Case of the Month - June 2016
“Just a sore glans in the throat”…
Albie de Frey
WORLDWIDE TRAVEL MEDICAL CONSULTANTS and the School of Public Health, Faculty of Health Sciences, University of the Witwatersrand
A travel health advisor to a large South African construction company that has an operation in Zambia, receives an email report on the 2nd February from the risk manager regarding a 60-year old white male South African mine worker who was admitted to a mine hospital in the Copper belt in Zambia on 1 February 2016. He states that the patient was complaining of “…a swollen tongue and the glans [sic] in his throat…” and “…difficulty in speaking and eating”. The patient had a raised blood pressure on admission and was placed on treatment for hypertension.
The e-mail continues: “The doctor told him that hehas a nerve spasm in his neck / throat area that causes this condition and he was given medication to combat this. This morning his bp [sic] was 160/80. He feel much better and is also not talking in a slurred way”
The case is reported as a “Medical Incident”, not an emergency and a written medical report is promised, “…as soon as I receive it…”

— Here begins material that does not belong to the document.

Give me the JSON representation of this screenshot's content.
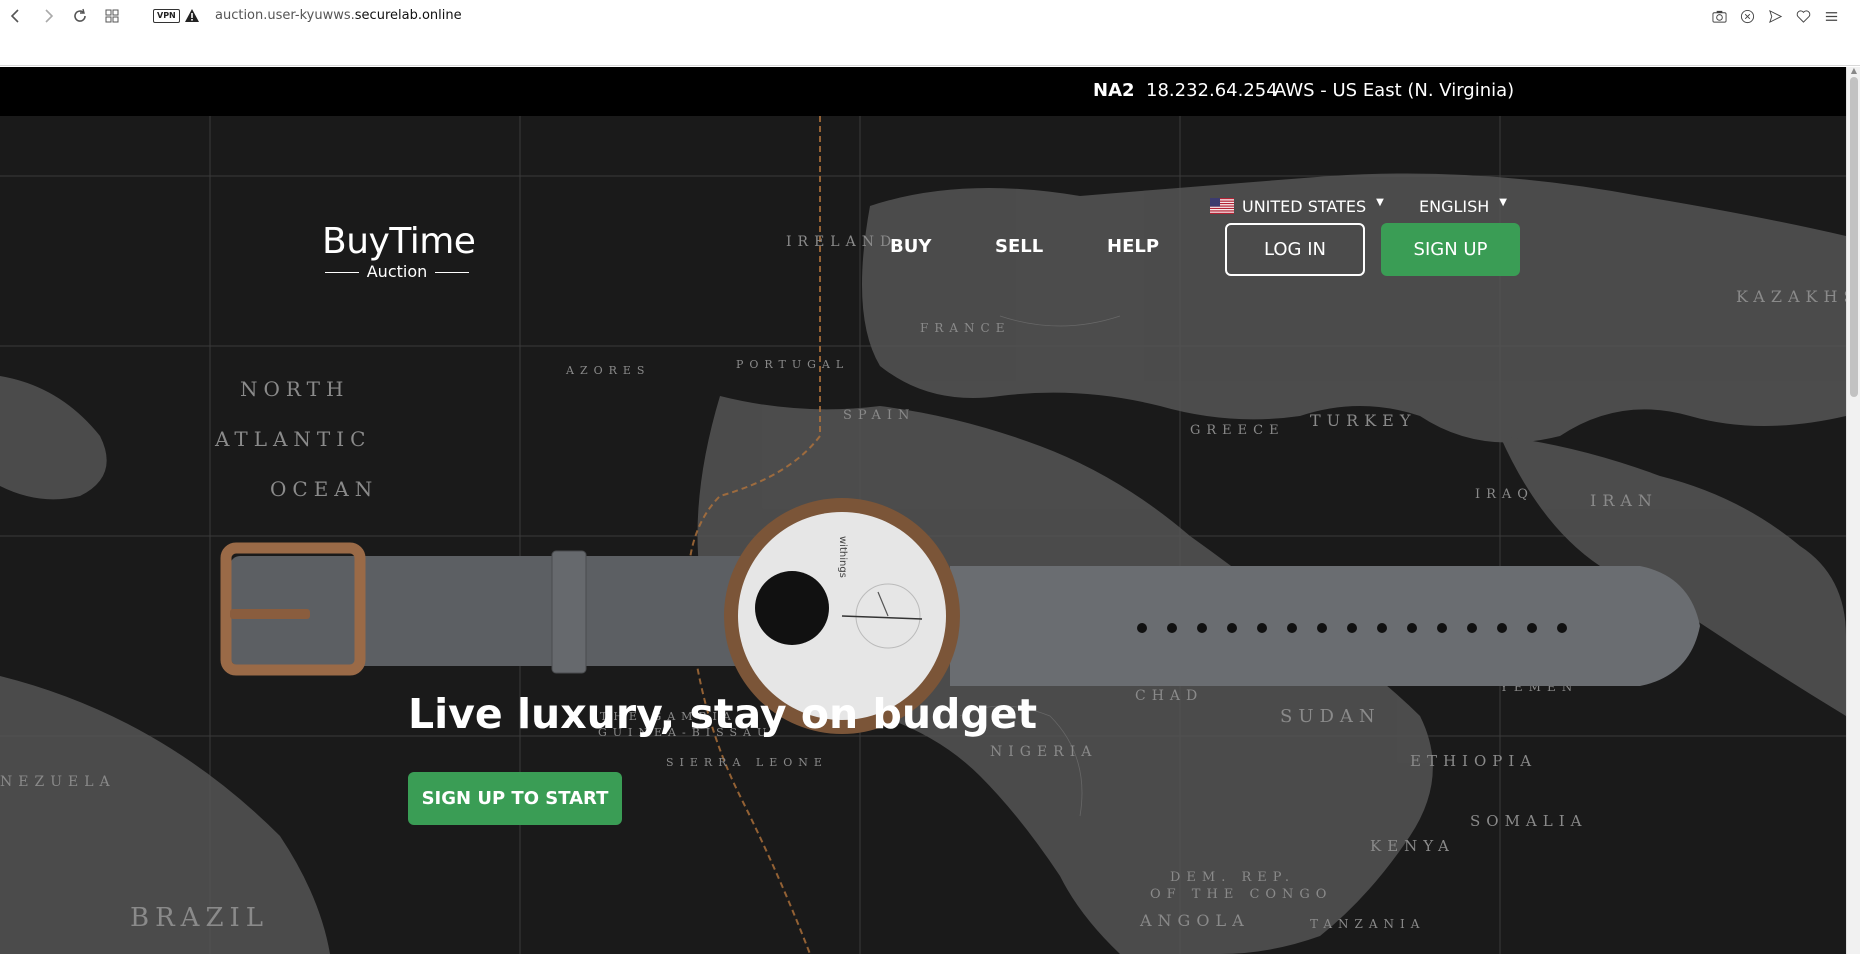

Question 1: What is the most critical question to be answered first?
Continue to Answer 1